▸ Activity:
Could you repeat all of the entries word for word, minus any pictures?
(Task material Opens)
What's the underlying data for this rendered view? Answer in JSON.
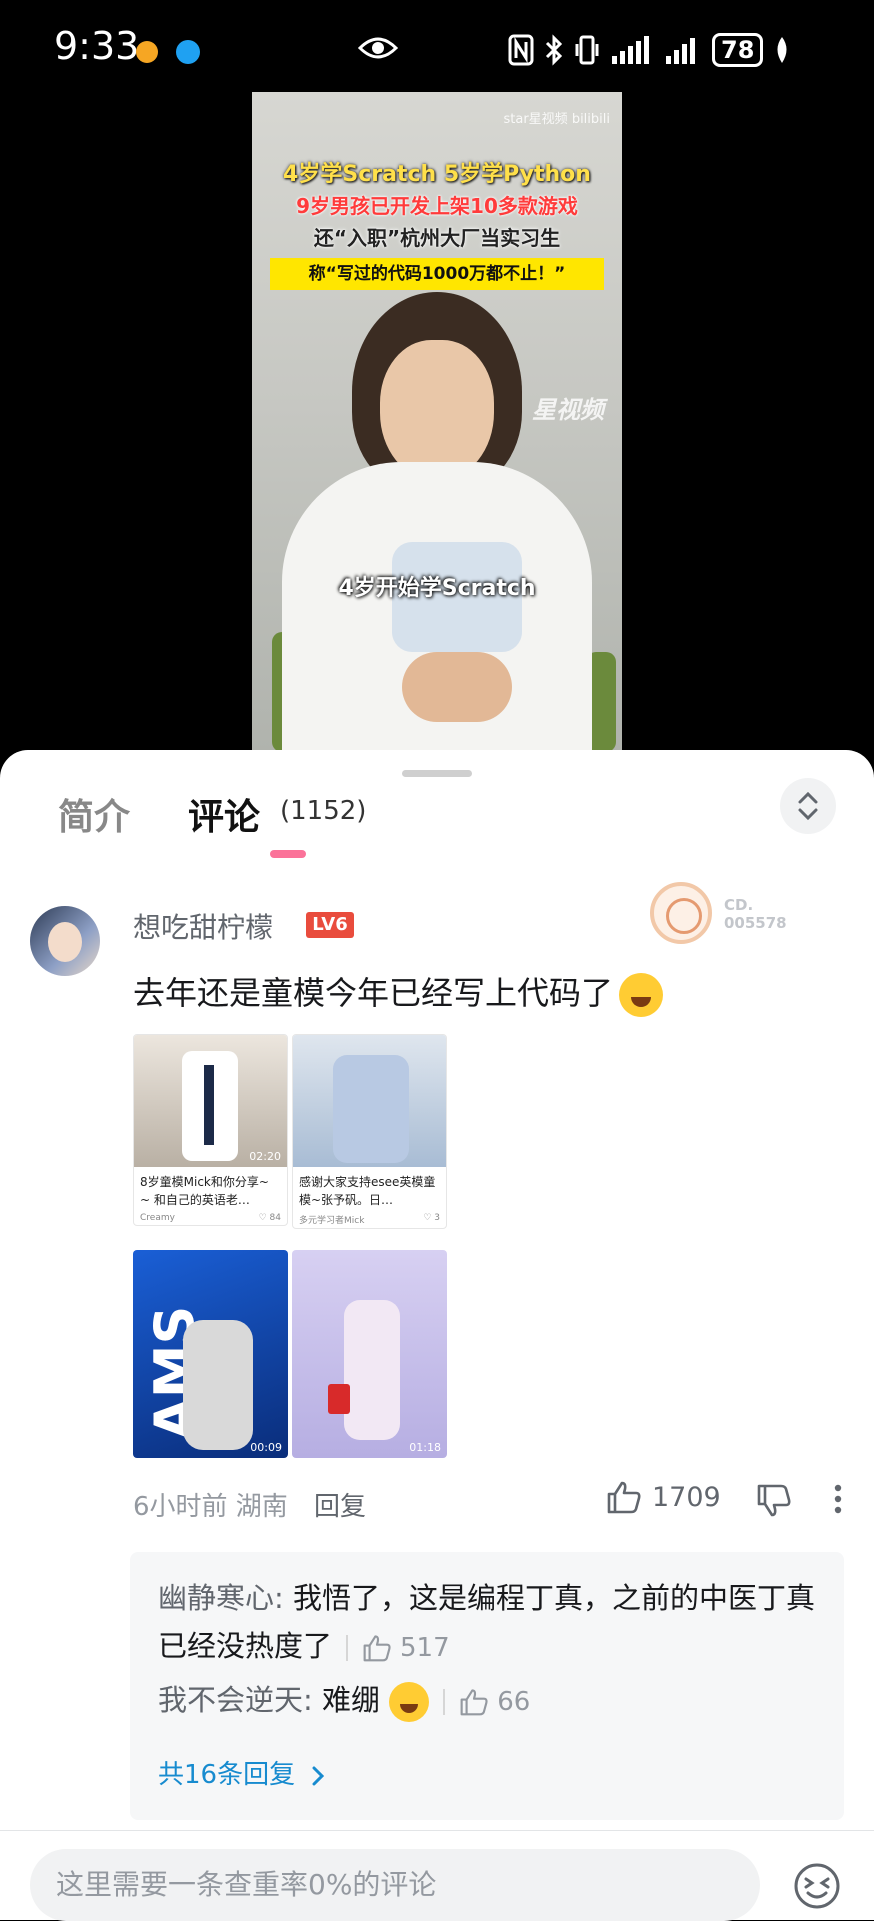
{
  "status_bar": {
    "time": "9:33",
    "battery": "78"
  },
  "video": {
    "watermark": "star星视频 bilibili",
    "line1": "4岁学Scratch 5岁学Python",
    "line2": "9岁男孩已开发上架10多款游戏",
    "line3": "还“入职”杭州大厂当实习生",
    "line4": "称“写过的代码1000万都不止！”",
    "logo": "星视频",
    "subtitle": "4岁开始学Scratch"
  },
  "tabs": {
    "intro": "简介",
    "comments": "评论",
    "comment_count": "(1152)"
  },
  "comment": {
    "username": "想吃甜柠檬",
    "level": "LV6",
    "fan_badge_text": "CD.\n005578",
    "text": "去年还是童模今年已经写上代码了",
    "time_location": "6小时前 湖南",
    "reply_label": "回复",
    "likes": "1709",
    "cards": [
      {
        "title": "8岁童模Mick和你分享~ ~ 和自己的英语老…",
        "author": "Creamy",
        "likes": "84",
        "duration": "02:20"
      },
      {
        "title": "感谢大家支持esee英模童模~张予矾。日…",
        "author": "多元学习者Mick",
        "likes": "3"
      },
      {
        "duration": "00:09"
      },
      {
        "duration": "01:18"
      }
    ]
  },
  "replies": [
    {
      "user": "幽静寒心:",
      "text": "我悟了，这是编程丁真，之前的中医丁真已经没热度了",
      "likes": "517"
    },
    {
      "user": "我不会逆天:",
      "text": "难绷",
      "likes": "66"
    }
  ],
  "reply_more": "共16条回复",
  "input": {
    "placeholder": "这里需要一条查重率0%的评论"
  },
  "colors": {
    "accent_pink": "#fb7299",
    "link_blue": "#178bcf",
    "level_red": "#e94c3d"
  }
}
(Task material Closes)
▸ Response box:
What's the underlying data for this rendered view? Answer in JSON.
{
  "status_bar": {
    "time": "9:33",
    "battery": "78"
  },
  "video": {
    "watermark": "star星视频 bilibili",
    "line1": "4岁学Scratch 5岁学Python",
    "line2": "9岁男孩已开发上架10多款游戏",
    "line3": "还“入职”杭州大厂当实习生",
    "line4": "称“写过的代码1000万都不止！”",
    "logo": "星视频",
    "subtitle": "4岁开始学Scratch"
  },
  "tabs": {
    "intro": "简介",
    "comments": "评论",
    "comment_count": "(1152)"
  },
  "comment": {
    "username": "想吃甜柠檬",
    "level": "LV6",
    "fan_badge_text": "CD.\n005578",
    "text": "去年还是童模今年已经写上代码了",
    "time_location": "6小时前 湖南",
    "reply_label": "回复",
    "likes": "1709",
    "cards": [
      {
        "title": "8岁童模Mick和你分享~ ~ 和自己的英语老…",
        "author": "Creamy",
        "likes": "84",
        "duration": "02:20"
      },
      {
        "title": "感谢大家支持esee英模童模~张予矾。日…",
        "author": "多元学习者Mick",
        "likes": "3"
      },
      {
        "duration": "00:09"
      },
      {
        "duration": "01:18"
      }
    ]
  },
  "replies": [
    {
      "user": "幽静寒心:",
      "text": "我悟了，这是编程丁真，之前的中医丁真已经没热度了",
      "likes": "517"
    },
    {
      "user": "我不会逆天:",
      "text": "难绷",
      "likes": "66"
    }
  ],
  "reply_more": "共16条回复",
  "input": {
    "placeholder": "这里需要一条查重率0%的评论"
  },
  "colors": {
    "accent_pink": "#fb7299",
    "link_blue": "#178bcf",
    "level_red": "#e94c3d"
  }
}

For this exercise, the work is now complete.